• _ACTION ITEM_:
Give the data again exactly as it appears.

• _Records drawn from a dataset_:
────

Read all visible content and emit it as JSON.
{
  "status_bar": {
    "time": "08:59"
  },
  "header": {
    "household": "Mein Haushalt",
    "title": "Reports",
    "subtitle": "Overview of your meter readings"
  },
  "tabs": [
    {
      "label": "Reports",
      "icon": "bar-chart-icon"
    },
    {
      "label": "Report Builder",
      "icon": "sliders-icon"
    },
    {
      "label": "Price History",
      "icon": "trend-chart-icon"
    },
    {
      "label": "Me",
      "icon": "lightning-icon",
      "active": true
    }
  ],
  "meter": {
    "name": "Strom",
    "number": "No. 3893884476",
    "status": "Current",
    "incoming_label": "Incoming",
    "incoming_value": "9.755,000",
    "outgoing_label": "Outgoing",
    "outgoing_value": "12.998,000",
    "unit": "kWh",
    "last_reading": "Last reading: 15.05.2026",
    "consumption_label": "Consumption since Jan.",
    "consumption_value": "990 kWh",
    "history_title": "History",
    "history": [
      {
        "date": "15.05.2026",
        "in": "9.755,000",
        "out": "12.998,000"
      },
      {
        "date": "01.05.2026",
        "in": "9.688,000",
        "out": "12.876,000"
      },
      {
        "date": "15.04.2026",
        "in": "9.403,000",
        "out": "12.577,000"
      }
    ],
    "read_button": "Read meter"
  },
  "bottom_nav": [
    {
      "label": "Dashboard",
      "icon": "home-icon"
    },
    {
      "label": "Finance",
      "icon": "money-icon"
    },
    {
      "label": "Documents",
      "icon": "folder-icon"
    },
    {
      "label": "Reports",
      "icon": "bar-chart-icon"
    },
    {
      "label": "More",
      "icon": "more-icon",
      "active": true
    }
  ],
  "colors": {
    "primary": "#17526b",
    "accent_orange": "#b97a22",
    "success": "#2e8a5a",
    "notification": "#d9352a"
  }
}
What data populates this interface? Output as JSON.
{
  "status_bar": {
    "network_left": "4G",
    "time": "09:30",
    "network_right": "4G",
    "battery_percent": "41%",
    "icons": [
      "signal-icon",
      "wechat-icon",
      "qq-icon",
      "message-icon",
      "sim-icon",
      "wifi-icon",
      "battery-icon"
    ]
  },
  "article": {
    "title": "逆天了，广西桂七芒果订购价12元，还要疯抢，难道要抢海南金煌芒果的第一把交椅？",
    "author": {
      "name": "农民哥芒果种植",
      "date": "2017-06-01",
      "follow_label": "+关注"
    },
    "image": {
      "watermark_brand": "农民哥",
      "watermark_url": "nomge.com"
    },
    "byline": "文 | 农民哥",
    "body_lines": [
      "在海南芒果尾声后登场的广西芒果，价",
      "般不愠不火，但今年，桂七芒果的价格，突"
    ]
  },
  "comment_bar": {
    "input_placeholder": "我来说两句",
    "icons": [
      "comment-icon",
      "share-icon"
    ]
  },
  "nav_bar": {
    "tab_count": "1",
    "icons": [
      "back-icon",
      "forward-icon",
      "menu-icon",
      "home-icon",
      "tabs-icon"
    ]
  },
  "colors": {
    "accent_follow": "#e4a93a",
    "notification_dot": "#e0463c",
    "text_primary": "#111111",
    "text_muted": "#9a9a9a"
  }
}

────

• _SOLUTION TO THE PROBLEM_:
Read all visible content and emit it as JSON.
{
  "status_bar": {
    "time": "08:59"
  },
  "header": {
    "household": "Mein Haushalt",
    "title": "Reports",
    "subtitle": "Overview of your meter readings"
  },
  "tabs": [
    {
      "label": "Reports",
      "icon": "bar-chart-icon"
    },
    {
      "label": "Report Builder",
      "icon": "sliders-icon"
    },
    {
      "label": "Price History",
      "icon": "trend-chart-icon"
    },
    {
      "label": "Me",
      "icon": "lightning-icon",
      "active": true
    }
  ],
  "meter": {
    "name": "Strom",
    "number": "No. 3893884476",
    "status": "Current",
    "incoming_label": "Incoming",
    "incoming_value": "9.755,000",
    "outgoing_label": "Outgoing",
    "outgoing_value": "12.998,000",
    "unit": "kWh",
    "last_reading": "Last reading: 15.05.2026",
    "consumption_label": "Consumption since Jan.",
    "consumption_value": "990 kWh",
    "history_title": "History",
    "history": [
      {
        "date": "15.05.2026",
        "in": "9.755,000",
        "out": "12.998,000"
      },
      {
        "date": "01.05.2026",
        "in": "9.688,000",
        "out": "12.876,000"
      },
      {
        "date": "15.04.2026",
        "in": "9.403,000",
        "out": "12.577,000"
      }
    ],
    "read_button": "Read meter"
  },
  "bottom_nav": [
    {
      "label": "Dashboard",
      "icon": "home-icon"
    },
    {
      "label": "Finance",
      "icon": "money-icon"
    },
    {
      "label": "Documents",
      "icon": "folder-icon"
    },
    {
      "label": "Reports",
      "icon": "bar-chart-icon"
    },
    {
      "label": "More",
      "icon": "more-icon",
      "active": true
    }
  ],
  "colors": {
    "primary": "#17526b",
    "accent_orange": "#b97a22",
    "success": "#2e8a5a",
    "notification": "#d9352a"
  }
}
What data populates this interface? Output as JSON.
{
  "status_bar": {
    "network_left": "4G",
    "time": "09:30",
    "network_right": "4G",
    "battery_percent": "41%",
    "icons": [
      "signal-icon",
      "wechat-icon",
      "qq-icon",
      "message-icon",
      "sim-icon",
      "wifi-icon",
      "battery-icon"
    ]
  },
  "article": {
    "title": "逆天了，广西桂七芒果订购价12元，还要疯抢，难道要抢海南金煌芒果的第一把交椅？",
    "author": {
      "name": "农民哥芒果种植",
      "date": "2017-06-01",
      "follow_label": "+关注"
    },
    "image": {
      "watermark_brand": "农民哥",
      "watermark_url": "nomge.com"
    },
    "byline": "文 | 农民哥",
    "body_lines": [
      "在海南芒果尾声后登场的广西芒果，价",
      "般不愠不火，但今年，桂七芒果的价格，突"
    ]
  },
  "comment_bar": {
    "input_placeholder": "我来说两句",
    "icons": [
      "comment-icon",
      "share-icon"
    ]
  },
  "nav_bar": {
    "tab_count": "1",
    "icons": [
      "back-icon",
      "forward-icon",
      "menu-icon",
      "home-icon",
      "tabs-icon"
    ]
  },
  "colors": {
    "accent_follow": "#e4a93a",
    "notification_dot": "#e0463c",
    "text_primary": "#111111",
    "text_muted": "#9a9a9a"
  }
}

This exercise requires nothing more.